Data entries
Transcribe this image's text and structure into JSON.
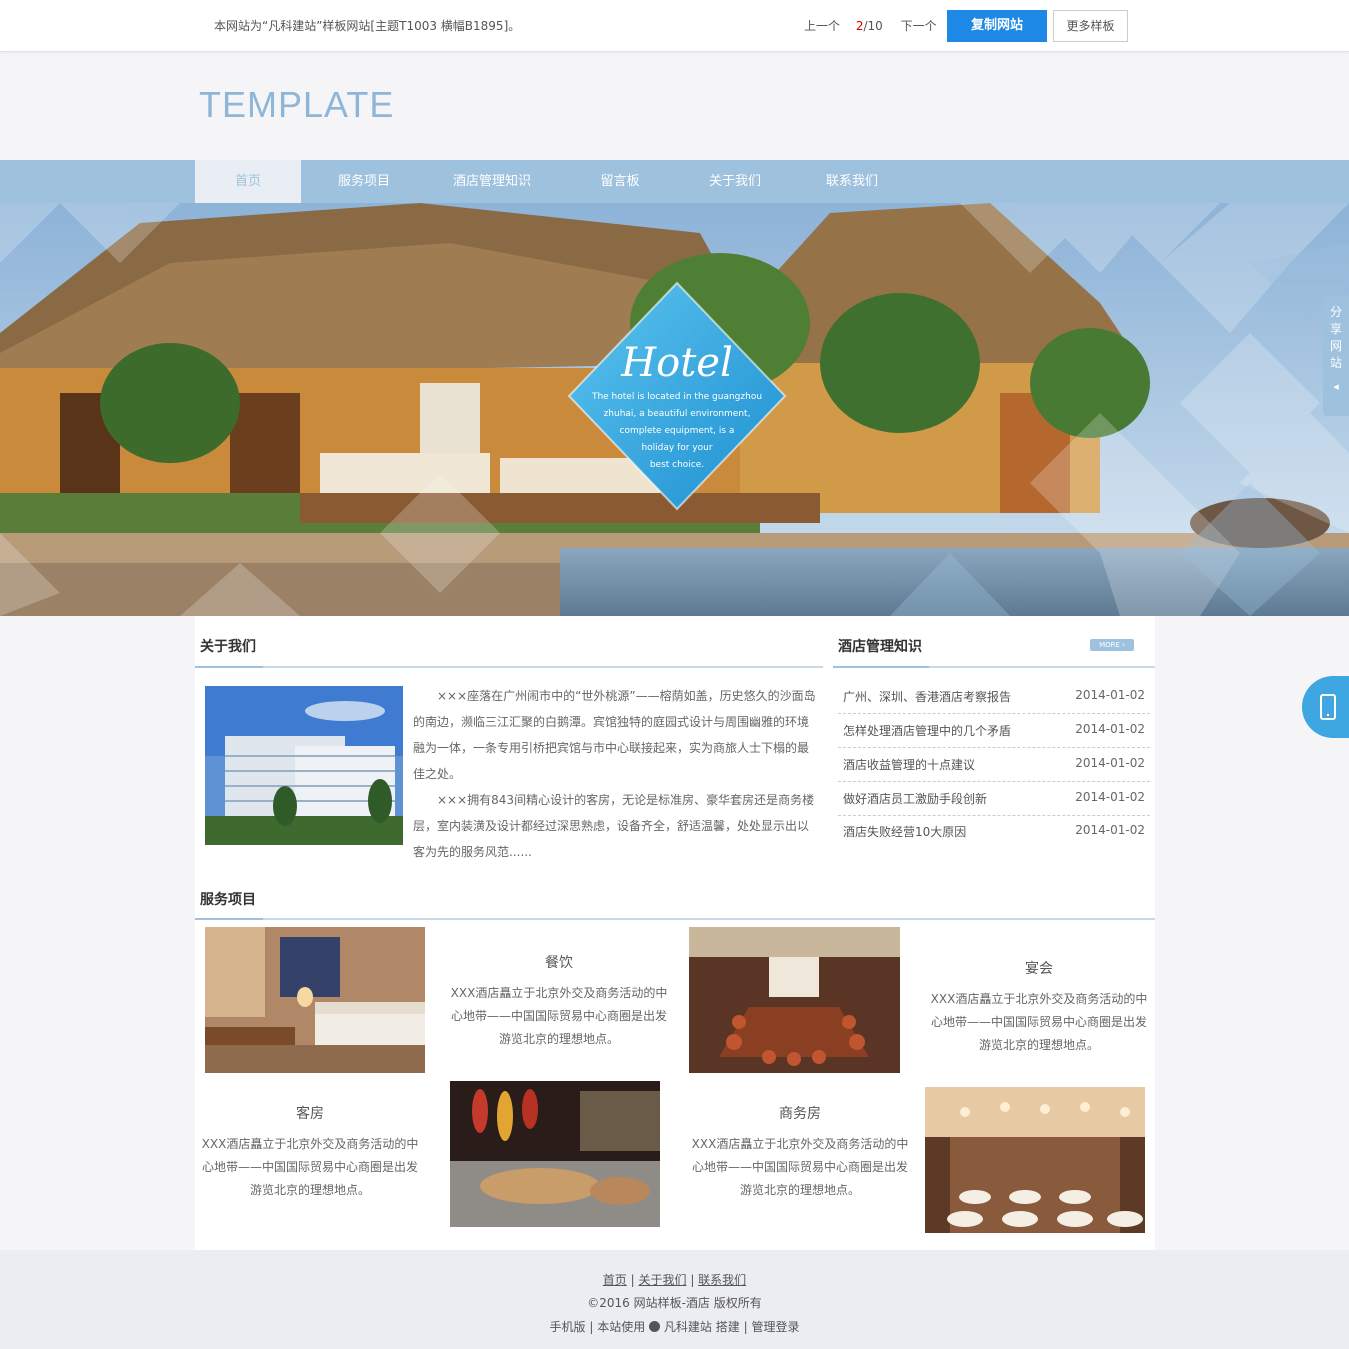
{
  "topbar": {
    "notice": "本网站为“凡科建站”样板网站[主题T1003 横幅B1895]。",
    "prev": "上一个",
    "page_current": "2",
    "page_total": "/10",
    "next": "下一个",
    "copy_btn": "复制网站",
    "more_btn": "更多样板"
  },
  "logo": "TEMPLATE",
  "nav": [
    "首页",
    "服务项目",
    "酒店管理知识",
    "留言板",
    "关于我们",
    "联系我们"
  ],
  "banner": {
    "badge_title": "Hotel",
    "badge_lines": [
      "The hotel is located in the guangzhou",
      "zhuhai, a beautiful environment,",
      "complete equipment, is a",
      "holiday for your",
      "best choice."
    ]
  },
  "share_label": "分享网站",
  "about": {
    "title": "关于我们",
    "p1": "×××座落在广州闹市中的“世外桃源”——榕荫如盖，历史悠久的沙面岛的南边，濒临三江汇聚的白鹅潭。宾馆独特的庭园式设计与周围幽雅的环境融为一体，一条专用引桥把宾馆与市中心联接起来，实为商旅人士下榻的最佳之处。",
    "p2": "×××拥有843间精心设计的客房，无论是标准房、豪华套房还是商务楼层，室内装潢及设计都经过深思熟虑，设备齐全，舒适温馨，处处显示出以客为先的服务风范......"
  },
  "news": {
    "title": "酒店管理知识",
    "more": "MORE ›",
    "items": [
      {
        "title": "广州、深圳、香港酒店考察报告",
        "date": "2014-01-02"
      },
      {
        "title": "怎样处理酒店管理中的几个矛盾",
        "date": "2014-01-02"
      },
      {
        "title": "酒店收益管理的十点建议",
        "date": "2014-01-02"
      },
      {
        "title": "做好酒店员工激励手段创新",
        "date": "2014-01-02"
      },
      {
        "title": "酒店失败经营10大原因",
        "date": "2014-01-02"
      }
    ]
  },
  "services": {
    "title": "服务项目",
    "items": [
      {
        "name": "餐饮",
        "desc": "XXX酒店矗立于北京外交及商务活动的中心地带——中国国际贸易中心商圈是出发游览北京的理想地点。"
      },
      {
        "name": "宴会",
        "desc": "XXX酒店矗立于北京外交及商务活动的中心地带——中国国际贸易中心商圈是出发游览北京的理想地点。"
      },
      {
        "name": "客房",
        "desc": "XXX酒店矗立于北京外交及商务活动的中心地带——中国国际贸易中心商圈是出发游览北京的理想地点。"
      },
      {
        "name": "商务房",
        "desc": "XXX酒店矗立于北京外交及商务活动的中心地带——中国国际贸易中心商圈是出发游览北京的理想地点。"
      }
    ]
  },
  "footer": {
    "links": [
      "首页",
      "关于我们",
      "联系我们"
    ],
    "copyright": "©2016 网站样板-酒店 版权所有",
    "mobile": "手机版",
    "powered_prefix": "本站使用",
    "powered_brand": "凡科建站",
    "powered_suffix": "搭建",
    "admin": "管理登录"
  },
  "colors": {
    "nav_bg": "#9ec1dd",
    "accent_blue": "#1e88e5",
    "logo": "#8fb6d8",
    "footer_bg": "#ecedf2"
  }
}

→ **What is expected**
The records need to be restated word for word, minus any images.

→ **Response to this task**
Transcribe this image's text and structure into JSON.
{
  "topbar": {
    "notice": "本网站为“凡科建站”样板网站[主题T1003 横幅B1895]。",
    "prev": "上一个",
    "page_current": "2",
    "page_total": "/10",
    "next": "下一个",
    "copy_btn": "复制网站",
    "more_btn": "更多样板"
  },
  "logo": "TEMPLATE",
  "nav": [
    "首页",
    "服务项目",
    "酒店管理知识",
    "留言板",
    "关于我们",
    "联系我们"
  ],
  "banner": {
    "badge_title": "Hotel",
    "badge_lines": [
      "The hotel is located in the guangzhou",
      "zhuhai, a beautiful environment,",
      "complete equipment, is a",
      "holiday for your",
      "best choice."
    ]
  },
  "share_label": "分享网站",
  "about": {
    "title": "关于我们",
    "p1": "×××座落在广州闹市中的“世外桃源”——榕荫如盖，历史悠久的沙面岛的南边，濒临三江汇聚的白鹅潭。宾馆独特的庭园式设计与周围幽雅的环境融为一体，一条专用引桥把宾馆与市中心联接起来，实为商旅人士下榻的最佳之处。",
    "p2": "×××拥有843间精心设计的客房，无论是标准房、豪华套房还是商务楼层，室内装潢及设计都经过深思熟虑，设备齐全，舒适温馨，处处显示出以客为先的服务风范......"
  },
  "news": {
    "title": "酒店管理知识",
    "more": "MORE ›",
    "items": [
      {
        "title": "广州、深圳、香港酒店考察报告",
        "date": "2014-01-02"
      },
      {
        "title": "怎样处理酒店管理中的几个矛盾",
        "date": "2014-01-02"
      },
      {
        "title": "酒店收益管理的十点建议",
        "date": "2014-01-02"
      },
      {
        "title": "做好酒店员工激励手段创新",
        "date": "2014-01-02"
      },
      {
        "title": "酒店失败经营10大原因",
        "date": "2014-01-02"
      }
    ]
  },
  "services": {
    "title": "服务项目",
    "items": [
      {
        "name": "餐饮",
        "desc": "XXX酒店矗立于北京外交及商务活动的中心地带——中国国际贸易中心商圈是出发游览北京的理想地点。"
      },
      {
        "name": "宴会",
        "desc": "XXX酒店矗立于北京外交及商务活动的中心地带——中国国际贸易中心商圈是出发游览北京的理想地点。"
      },
      {
        "name": "客房",
        "desc": "XXX酒店矗立于北京外交及商务活动的中心地带——中国国际贸易中心商圈是出发游览北京的理想地点。"
      },
      {
        "name": "商务房",
        "desc": "XXX酒店矗立于北京外交及商务活动的中心地带——中国国际贸易中心商圈是出发游览北京的理想地点。"
      }
    ]
  },
  "footer": {
    "links": [
      "首页",
      "关于我们",
      "联系我们"
    ],
    "copyright": "©2016 网站样板-酒店 版权所有",
    "mobile": "手机版",
    "powered_prefix": "本站使用",
    "powered_brand": "凡科建站",
    "powered_suffix": "搭建",
    "admin": "管理登录"
  },
  "colors": {
    "nav_bg": "#9ec1dd",
    "accent_blue": "#1e88e5",
    "logo": "#8fb6d8",
    "footer_bg": "#ecedf2"
  }
}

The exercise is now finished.